As the set progressed, however, the band continued to expand their sound and extended their presence out in the room, and by the time they reached the halfway point of their 90-minute performance it became clear that they were slowly, dramatically building one massive crescendo that would carry us through to the end.
Beach House mixed material from Bloom, their breakout album Teen Dream, and earlier works, and the crowd stood stoically and patiently, waiting for each new song to unfold. At first I was skeptical about seeing such a cerebral band in a sold-out, standing-room-only setting like the Mainroom, but grew to appreciate the fact that they were holding so many clubgoers so rapt.

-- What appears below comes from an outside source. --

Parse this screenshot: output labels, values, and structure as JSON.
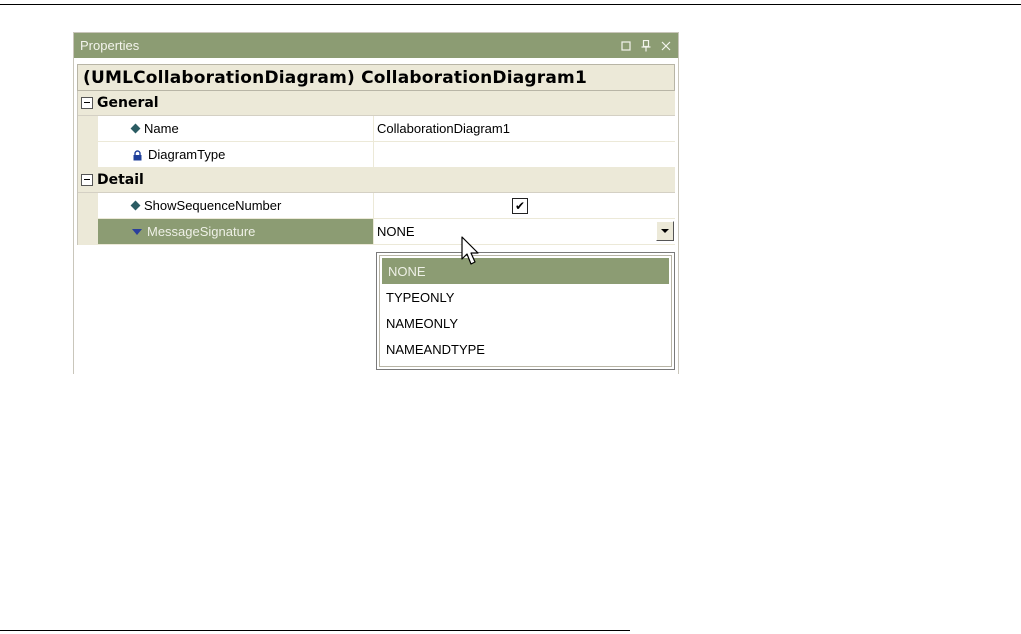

What started as sparse stage lighting grew along with the music into a wash of colors and then incorporated a backdrop of four massive, striped fans, which further spiked and vascillated the light out over the room, and by the set’s midway point many seemed as if they’d been lulled into a trance by the sights and sounds.
It wasn’t until 11 songs into the set that Legrand finally took some time to address the room, and the audience visibly swooned as she gushed about her love of Minneapolis. “There’s just something about this place. It’s a magical place,” she said. “This might be the last time we play ever, you never know. You can’t take anything for granted in life. We just want you to know this is very special.”
After that lovefest it was all hits, as the band continued their righteous build into their most recent single, “Myth,” a song that poignantly showcased Legrand’s androgynous, wide-ranging voice (there was a time when I thought Beach House was led by two singers, one male and one female, and watching her switch between tenor and alto so proficiently was one of the highlights of the performance). The crowd cheered loudly and steadily as the band filed off stage, and with little hesitation they returned for a monstrous encore that crashed into a strobe-lit climax with the grand “10 Mile Stereo.”
It was a glorious release, and it erased any hesitations I had about embracing the band; even at their most abstract the band is skilled at conjuring specific emotions and colors, and last night’s performance presented them as masters of the craft.